### [Exercise details]
Please return the records below exactly as they stand, with the pictures removed.

### [Data records for software interfaces]
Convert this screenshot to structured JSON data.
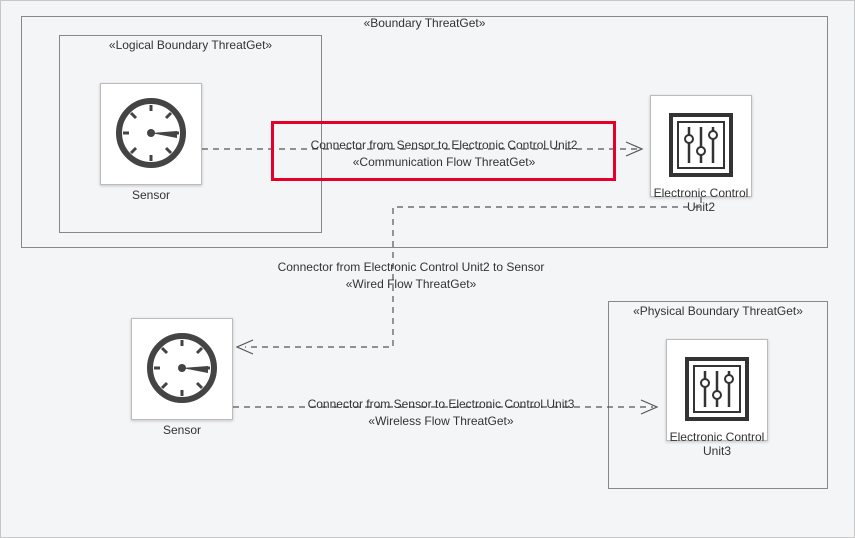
{
  "outer_boundary_label": "«Boundary ThreatGet»",
  "logical_boundary_label": "«Logical Boundary ThreatGet»",
  "physical_boundary_label": "«Physical Boundary ThreatGet»",
  "sensor1_label": "Sensor",
  "sensor2_label": "Sensor",
  "ecu2_label": "Electronic Control Unit2",
  "ecu3_label": "Electronic Control Unit3",
  "connector1_line1": "Connector from Sensor to Electronic Control Unit2",
  "connector1_line2": "«Communication Flow ThreatGet»",
  "connector2_line1": "Connector from Electronic Control Unit2 to Sensor",
  "connector2_line2": "«Wired Flow ThreatGet»",
  "connector3_line1": "Connector from Sensor to Electronic Control Unit3",
  "connector3_line2": "«Wireless Flow ThreatGet»",
  "icons": {
    "sensor": "gauge-icon",
    "ecu": "control-panel-icon"
  },
  "highlight_target": "connector1"
}
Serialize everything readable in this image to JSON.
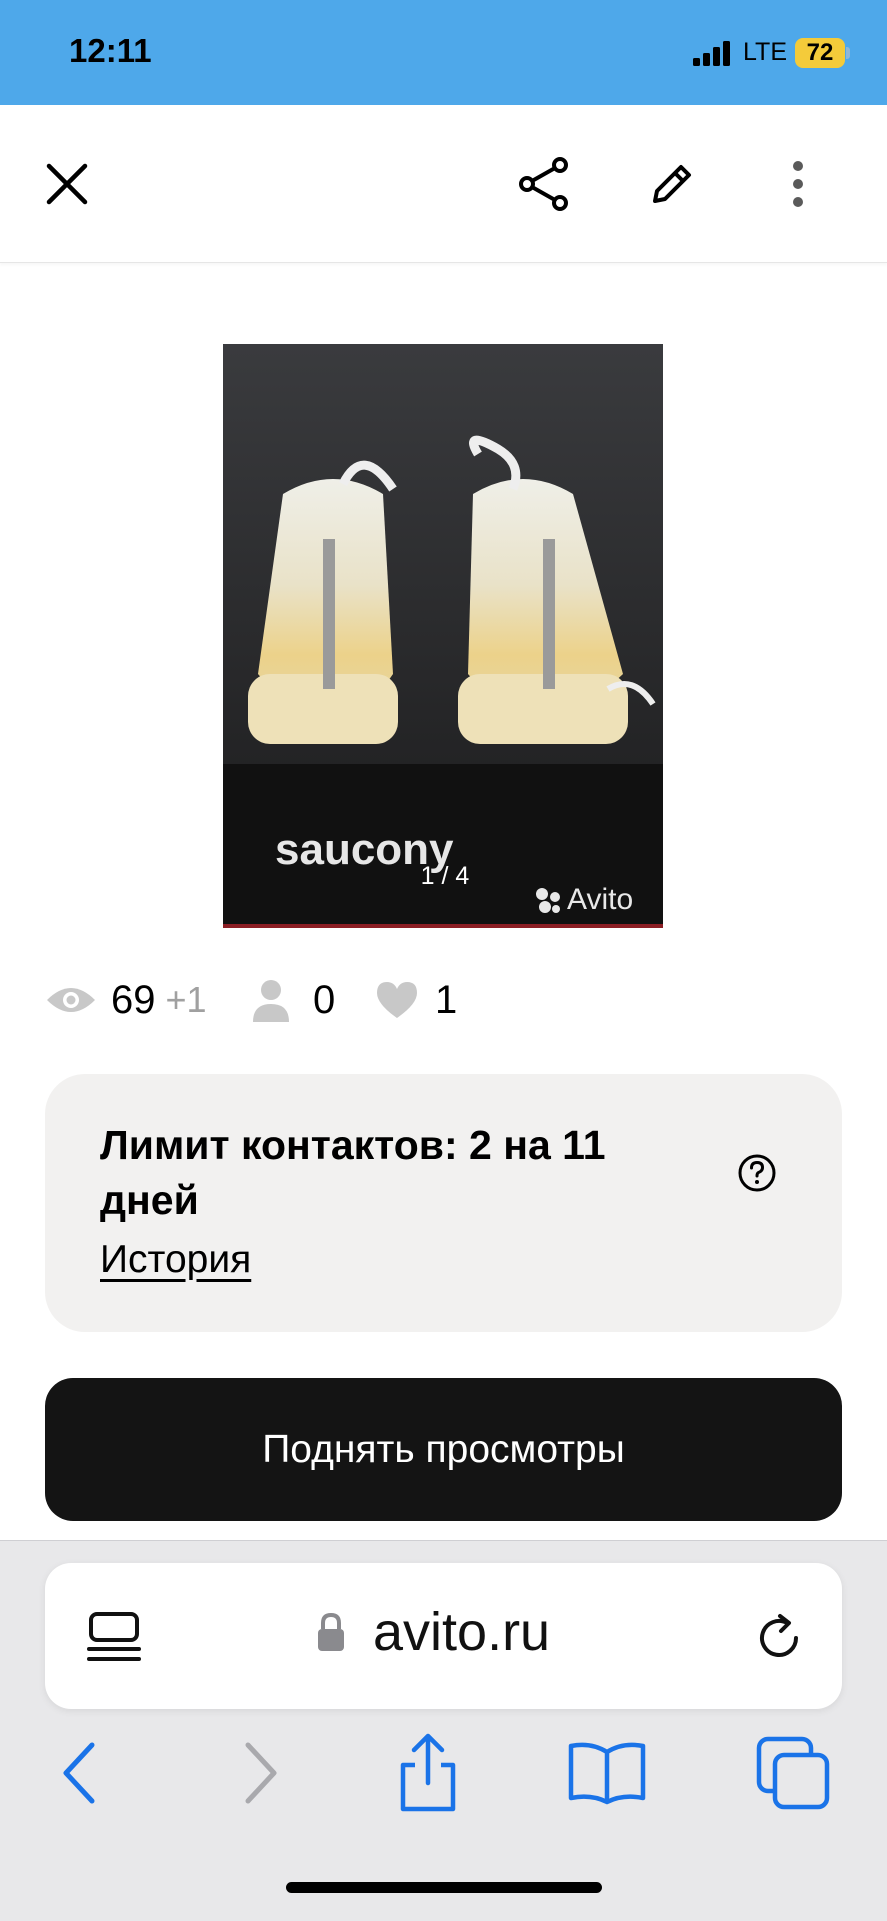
{
  "status_bar": {
    "time": "12:11",
    "network": "LTE",
    "battery": "72"
  },
  "top_nav": {
    "close_icon": "close-icon",
    "share_icon": "share-icon",
    "edit_icon": "pencil-icon",
    "more_icon": "more-vertical-icon"
  },
  "gallery": {
    "counter": "1 / 4",
    "brand_text": "saucony",
    "watermark": "Avito"
  },
  "stats": {
    "views": "69",
    "views_delta": "+1",
    "contacts": "0",
    "favorites": "1"
  },
  "limit_card": {
    "title": "Лимит контактов: 2 на 11 дней",
    "link": "История"
  },
  "promote_button": {
    "label": "Поднять просмотры"
  },
  "browser": {
    "url": "avito.ru"
  },
  "colors": {
    "status_bar": "#4ea8ea",
    "battery": "#f4cb3a",
    "ios_blue": "#1a73e8",
    "button_dark": "#141414",
    "card_bg": "#f2f1f0"
  }
}
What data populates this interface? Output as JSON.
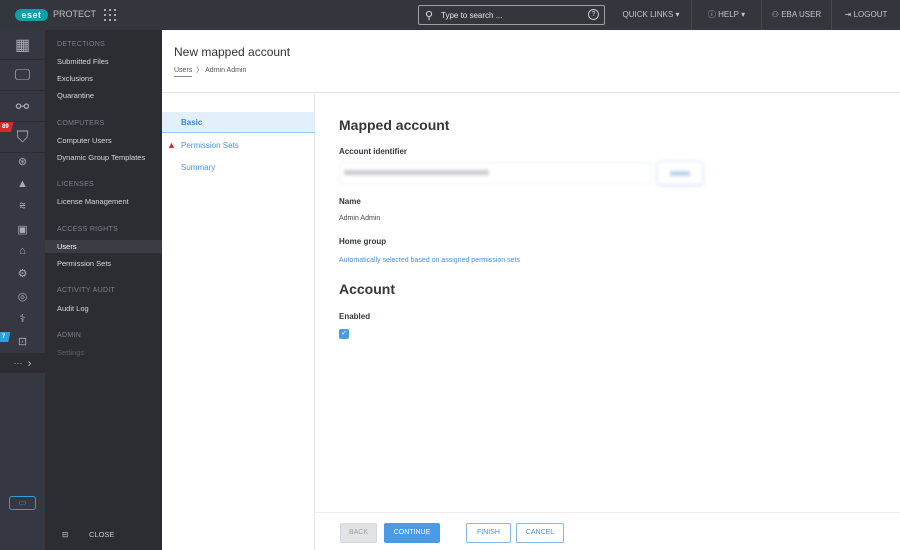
{
  "topbar": {
    "logo": "eset",
    "product": "PROTECT",
    "search_placeholder": "Type to search ...",
    "quick_links": "QUICK LINKS",
    "help": "HELP",
    "user": "EBA USER",
    "logout": "LOGOUT"
  },
  "iconbar": {
    "badges": {
      "detections": "89",
      "admin": "7"
    },
    "more": "···"
  },
  "menu": {
    "sections": [
      {
        "title": "DETECTIONS",
        "items": [
          "Submitted Files",
          "Exclusions",
          "Quarantine"
        ]
      },
      {
        "title": "COMPUTERS",
        "items": [
          "Computer Users",
          "Dynamic Group Templates"
        ]
      },
      {
        "title": "LICENSES",
        "items": [
          "License Management"
        ]
      },
      {
        "title": "ACCESS RIGHTS",
        "items": [
          "Users",
          "Permission Sets"
        ]
      },
      {
        "title": "ACTIVITY AUDIT",
        "items": [
          "Audit Log"
        ]
      },
      {
        "title": "ADMIN",
        "items": [
          "Settings"
        ]
      }
    ],
    "close": "CLOSE"
  },
  "header": {
    "title": "New mapped account",
    "breadcrumb": [
      "Users",
      "Admin Admin"
    ]
  },
  "steps": [
    "Basic",
    "Permission Sets",
    "Summary"
  ],
  "form": {
    "section1": "Mapped account",
    "account_identifier_label": "Account identifier",
    "name_label": "Name",
    "name_value": "Admin Admin",
    "home_group_label": "Home group",
    "home_group_value": "Automatically selected based on assigned permission sets",
    "section2": "Account",
    "enabled_label": "Enabled",
    "enabled": true
  },
  "footer": {
    "back": "BACK",
    "continue": "CONTINUE",
    "finish": "FINISH",
    "cancel": "CANCEL"
  },
  "colors": {
    "accent": "#4a9be6",
    "brand": "#0fa0ae",
    "error": "#d9272e",
    "badge_blue": "#2d9fe0"
  }
}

### [Reply]
Convert this screenshot to structured JSON data.
{
  "outer_boundary_label": "«Boundary ThreatGet»",
  "logical_boundary_label": "«Logical Boundary ThreatGet»",
  "physical_boundary_label": "«Physical Boundary ThreatGet»",
  "sensor1_label": "Sensor",
  "sensor2_label": "Sensor",
  "ecu2_label": "Electronic Control Unit2",
  "ecu3_label": "Electronic Control Unit3",
  "connector1_line1": "Connector from Sensor to Electronic Control Unit2",
  "connector1_line2": "«Communication Flow ThreatGet»",
  "connector2_line1": "Connector from Electronic Control Unit2 to Sensor",
  "connector2_line2": "«Wired Flow ThreatGet»",
  "connector3_line1": "Connector from Sensor to Electronic Control Unit3",
  "connector3_line2": "«Wireless Flow ThreatGet»",
  "icons": {
    "sensor": "gauge-icon",
    "ecu": "control-panel-icon"
  },
  "highlight_target": "connector1"
}
Serialize everything readable in this image to JSON.
{
  "status_bar": {
    "time": "12:11",
    "network": "LTE",
    "battery": "72"
  },
  "top_nav": {
    "close_icon": "close-icon",
    "share_icon": "share-icon",
    "edit_icon": "pencil-icon",
    "more_icon": "more-vertical-icon"
  },
  "gallery": {
    "counter": "1 / 4",
    "brand_text": "saucony",
    "watermark": "Avito"
  },
  "stats": {
    "views": "69",
    "views_delta": "+1",
    "contacts": "0",
    "favorites": "1"
  },
  "limit_card": {
    "title": "Лимит контактов: 2 на 11 дней",
    "link": "История"
  },
  "promote_button": {
    "label": "Поднять просмотры"
  },
  "browser": {
    "url": "avito.ru"
  },
  "colors": {
    "status_bar": "#4ea8ea",
    "battery": "#f4cb3a",
    "ios_blue": "#1a73e8",
    "button_dark": "#141414",
    "card_bg": "#f2f1f0"
  }
}
What data populates this interface? Output as JSON.
{
  "topbar": {
    "logo": "eset",
    "product": "PROTECT",
    "search_placeholder": "Type to search ...",
    "quick_links": "QUICK LINKS",
    "help": "HELP",
    "user": "EBA USER",
    "logout": "LOGOUT"
  },
  "iconbar": {
    "badges": {
      "detections": "89",
      "admin": "7"
    },
    "more": "···"
  },
  "menu": {
    "sections": [
      {
        "title": "DETECTIONS",
        "items": [
          "Submitted Files",
          "Exclusions",
          "Quarantine"
        ]
      },
      {
        "title": "COMPUTERS",
        "items": [
          "Computer Users",
          "Dynamic Group Templates"
        ]
      },
      {
        "title": "LICENSES",
        "items": [
          "License Management"
        ]
      },
      {
        "title": "ACCESS RIGHTS",
        "items": [
          "Users",
          "Permission Sets"
        ]
      },
      {
        "title": "ACTIVITY AUDIT",
        "items": [
          "Audit Log"
        ]
      },
      {
        "title": "ADMIN",
        "items": [
          "Settings"
        ]
      }
    ],
    "close": "CLOSE"
  },
  "header": {
    "title": "New mapped account",
    "breadcrumb": [
      "Users",
      "Admin Admin"
    ]
  },
  "steps": [
    "Basic",
    "Permission Sets",
    "Summary"
  ],
  "form": {
    "section1": "Mapped account",
    "account_identifier_label": "Account identifier",
    "name_label": "Name",
    "name_value": "Admin Admin",
    "home_group_label": "Home group",
    "home_group_value": "Automatically selected based on assigned permission sets",
    "section2": "Account",
    "enabled_label": "Enabled",
    "enabled": true
  },
  "footer": {
    "back": "BACK",
    "continue": "CONTINUE",
    "finish": "FINISH",
    "cancel": "CANCEL"
  },
  "colors": {
    "accent": "#4a9be6",
    "brand": "#0fa0ae",
    "error": "#d9272e",
    "badge_blue": "#2d9fe0"
  }
}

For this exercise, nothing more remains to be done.